- Alzheimer’s: Alzheimer’s Association; Alzheimer’s Foundation of America
- Cancer: Cancer Support Community; Guidelines for the Treatment of Elderly Cancer Patients; National Comprehensive Cancer Network
- Cardiovascular Disease: American College of Physicians; Mayo Clinic; WebMD
- Depression: American Psychological Association; National Alliance on Mental Illness (NAMI); WebMD
- Diabetes: American Diabetes Association; Centers for Disease Control & Prevention (CDC); Mayo Clinic
- Hypertension: American Heart Association; Manage Hypertension Online; Mayo Clinic
- Mesothelioma: Mesothelioma Applied Research Foundation; Mesothelioma Symptoms
- Obesity: American Obesity Treatment Association; American Public Health Association; Obesity Society
- Osteoarthritis: Agency for Healthcare Research & Quality; Arthritis Foundation; CDC
- Osteoporosis: Mayo Clinic; National Institute on Health; National Osteoporosis Foundation
Further Support and Resources:

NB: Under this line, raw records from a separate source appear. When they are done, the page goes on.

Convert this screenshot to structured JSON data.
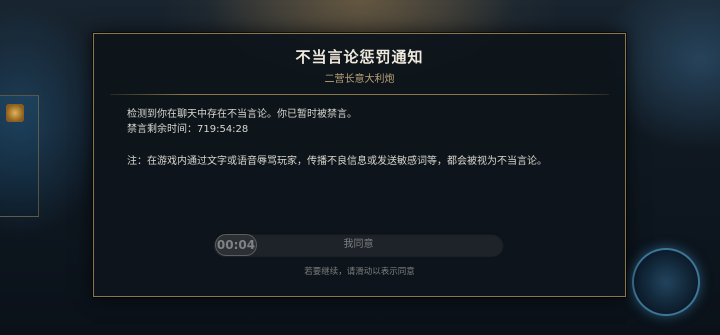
{
  "dialog": {
    "title": "不当言论惩罚通知",
    "subtitle": "二营长意大利炮",
    "message_line1": "检测到你在聊天中存在不当言论。你已暂时被禁言。",
    "message_line2": "禁言剩余时间：719:54:28",
    "note": "注：在游戏内通过文字或语音辱骂玩家，传播不良信息或发送敏感词等，都会被视为不当言论。"
  },
  "slider": {
    "countdown": "00:04",
    "label": "我同意",
    "hint": "若要继续，请滑动以表示同意"
  }
}
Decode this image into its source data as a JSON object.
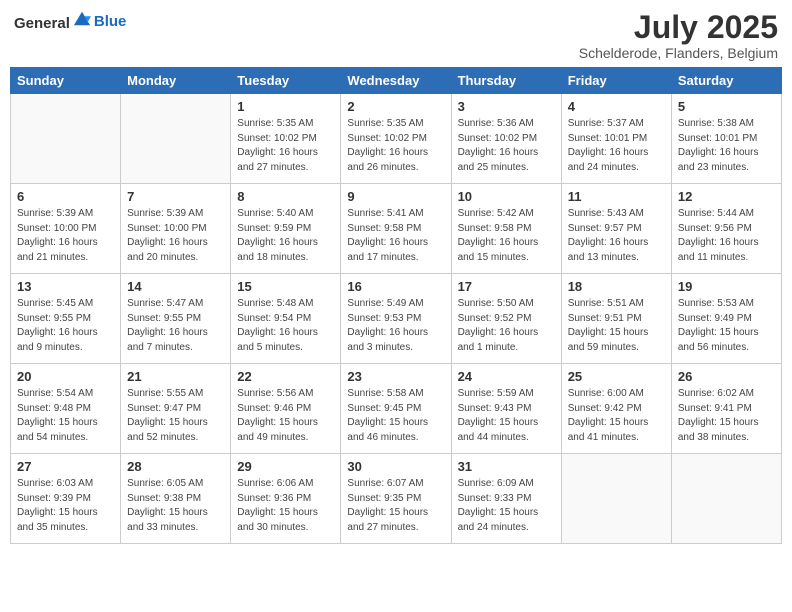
{
  "logo": {
    "general": "General",
    "blue": "Blue"
  },
  "header": {
    "month": "July 2025",
    "location": "Schelderode, Flanders, Belgium"
  },
  "weekdays": [
    "Sunday",
    "Monday",
    "Tuesday",
    "Wednesday",
    "Thursday",
    "Friday",
    "Saturday"
  ],
  "weeks": [
    [
      {
        "day": "",
        "info": ""
      },
      {
        "day": "",
        "info": ""
      },
      {
        "day": "1",
        "info": "Sunrise: 5:35 AM\nSunset: 10:02 PM\nDaylight: 16 hours and 27 minutes."
      },
      {
        "day": "2",
        "info": "Sunrise: 5:35 AM\nSunset: 10:02 PM\nDaylight: 16 hours and 26 minutes."
      },
      {
        "day": "3",
        "info": "Sunrise: 5:36 AM\nSunset: 10:02 PM\nDaylight: 16 hours and 25 minutes."
      },
      {
        "day": "4",
        "info": "Sunrise: 5:37 AM\nSunset: 10:01 PM\nDaylight: 16 hours and 24 minutes."
      },
      {
        "day": "5",
        "info": "Sunrise: 5:38 AM\nSunset: 10:01 PM\nDaylight: 16 hours and 23 minutes."
      }
    ],
    [
      {
        "day": "6",
        "info": "Sunrise: 5:39 AM\nSunset: 10:00 PM\nDaylight: 16 hours and 21 minutes."
      },
      {
        "day": "7",
        "info": "Sunrise: 5:39 AM\nSunset: 10:00 PM\nDaylight: 16 hours and 20 minutes."
      },
      {
        "day": "8",
        "info": "Sunrise: 5:40 AM\nSunset: 9:59 PM\nDaylight: 16 hours and 18 minutes."
      },
      {
        "day": "9",
        "info": "Sunrise: 5:41 AM\nSunset: 9:58 PM\nDaylight: 16 hours and 17 minutes."
      },
      {
        "day": "10",
        "info": "Sunrise: 5:42 AM\nSunset: 9:58 PM\nDaylight: 16 hours and 15 minutes."
      },
      {
        "day": "11",
        "info": "Sunrise: 5:43 AM\nSunset: 9:57 PM\nDaylight: 16 hours and 13 minutes."
      },
      {
        "day": "12",
        "info": "Sunrise: 5:44 AM\nSunset: 9:56 PM\nDaylight: 16 hours and 11 minutes."
      }
    ],
    [
      {
        "day": "13",
        "info": "Sunrise: 5:45 AM\nSunset: 9:55 PM\nDaylight: 16 hours and 9 minutes."
      },
      {
        "day": "14",
        "info": "Sunrise: 5:47 AM\nSunset: 9:55 PM\nDaylight: 16 hours and 7 minutes."
      },
      {
        "day": "15",
        "info": "Sunrise: 5:48 AM\nSunset: 9:54 PM\nDaylight: 16 hours and 5 minutes."
      },
      {
        "day": "16",
        "info": "Sunrise: 5:49 AM\nSunset: 9:53 PM\nDaylight: 16 hours and 3 minutes."
      },
      {
        "day": "17",
        "info": "Sunrise: 5:50 AM\nSunset: 9:52 PM\nDaylight: 16 hours and 1 minute."
      },
      {
        "day": "18",
        "info": "Sunrise: 5:51 AM\nSunset: 9:51 PM\nDaylight: 15 hours and 59 minutes."
      },
      {
        "day": "19",
        "info": "Sunrise: 5:53 AM\nSunset: 9:49 PM\nDaylight: 15 hours and 56 minutes."
      }
    ],
    [
      {
        "day": "20",
        "info": "Sunrise: 5:54 AM\nSunset: 9:48 PM\nDaylight: 15 hours and 54 minutes."
      },
      {
        "day": "21",
        "info": "Sunrise: 5:55 AM\nSunset: 9:47 PM\nDaylight: 15 hours and 52 minutes."
      },
      {
        "day": "22",
        "info": "Sunrise: 5:56 AM\nSunset: 9:46 PM\nDaylight: 15 hours and 49 minutes."
      },
      {
        "day": "23",
        "info": "Sunrise: 5:58 AM\nSunset: 9:45 PM\nDaylight: 15 hours and 46 minutes."
      },
      {
        "day": "24",
        "info": "Sunrise: 5:59 AM\nSunset: 9:43 PM\nDaylight: 15 hours and 44 minutes."
      },
      {
        "day": "25",
        "info": "Sunrise: 6:00 AM\nSunset: 9:42 PM\nDaylight: 15 hours and 41 minutes."
      },
      {
        "day": "26",
        "info": "Sunrise: 6:02 AM\nSunset: 9:41 PM\nDaylight: 15 hours and 38 minutes."
      }
    ],
    [
      {
        "day": "27",
        "info": "Sunrise: 6:03 AM\nSunset: 9:39 PM\nDaylight: 15 hours and 35 minutes."
      },
      {
        "day": "28",
        "info": "Sunrise: 6:05 AM\nSunset: 9:38 PM\nDaylight: 15 hours and 33 minutes."
      },
      {
        "day": "29",
        "info": "Sunrise: 6:06 AM\nSunset: 9:36 PM\nDaylight: 15 hours and 30 minutes."
      },
      {
        "day": "30",
        "info": "Sunrise: 6:07 AM\nSunset: 9:35 PM\nDaylight: 15 hours and 27 minutes."
      },
      {
        "day": "31",
        "info": "Sunrise: 6:09 AM\nSunset: 9:33 PM\nDaylight: 15 hours and 24 minutes."
      },
      {
        "day": "",
        "info": ""
      },
      {
        "day": "",
        "info": ""
      }
    ]
  ]
}
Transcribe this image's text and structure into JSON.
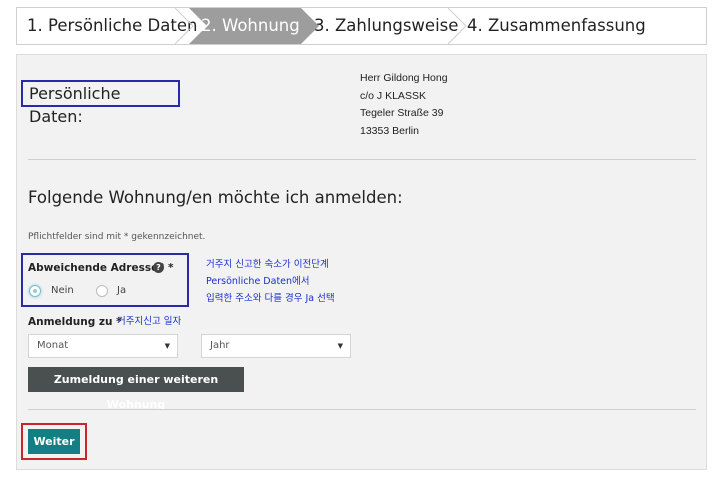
{
  "steps": [
    {
      "label": "1. Persönliche Daten"
    },
    {
      "label": "2. Wohnung"
    },
    {
      "label": "3. Zahlungsweise"
    },
    {
      "label": "4. Zusammenfassung"
    }
  ],
  "personal": {
    "title": "Persönliche Daten:",
    "address_lines": [
      "Herr Gildong Hong",
      "c/o J KLASSK",
      "Tegeler Straße 39",
      "13353 Berlin"
    ]
  },
  "apartment": {
    "heading": "Folgende Wohnung/en möchte ich anmelden:",
    "required_note": "Pflichtfelder sind mit * gekennzeichnet.",
    "diff_address_label": "Abweichende Adresse? *",
    "help_icon": "?",
    "options": {
      "no": "Nein",
      "yes": "Ja",
      "selected": "no"
    },
    "annotation_lines": [
      "거주지 신고한 숙소가 이전단계",
      "Persönliche Daten에서",
      "입력한 주소와 다를 경우 Ja 선택"
    ],
    "registration_label": "Anmeldung zu *",
    "registration_annotation": "거주지신고 일자",
    "month_placeholder": "Monat",
    "year_placeholder": "Jahr",
    "add_button": "Zumeldung einer weiteren Wohnung"
  },
  "footer": {
    "next_button": "Weiter"
  },
  "colors": {
    "active_step": "#9d9d9d",
    "next_button": "#137f82",
    "add_button": "#4a4f4f",
    "highlight_blue": "#2a2aa8",
    "highlight_red": "#c9252b",
    "annotation": "#1a2fd0"
  }
}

Providing supportive, personalized care for an aging adult requires a tremendous amount of support both for the aging adult and the caregiver. Look to these helpful resources for find a variety of programs and groups that offer help, support, and information to guide you through the care-giving relationship and provide continued quality of life for your aging loved one.
- American Geriatrics Society
- Caring for the Caregiver
- Family Caregiver Alliance
- Habitat for Humanity
- Meals on Wheels
- Money Follows the Person
- National Council for Aging Care
- National Institute on Aging
- Person-Centered Planning
- Senior Navigator
- Home Care Delivered
- Virginia Association of Area Agencies on Aging
- Virginia Association for Hospices and Palliative Care (VAHPC)
- Virginia Department for Aging and Rehabilitative Services (DARS)
- Virginia Senior Services
- Personal Emergency Response Systems
- Senior Living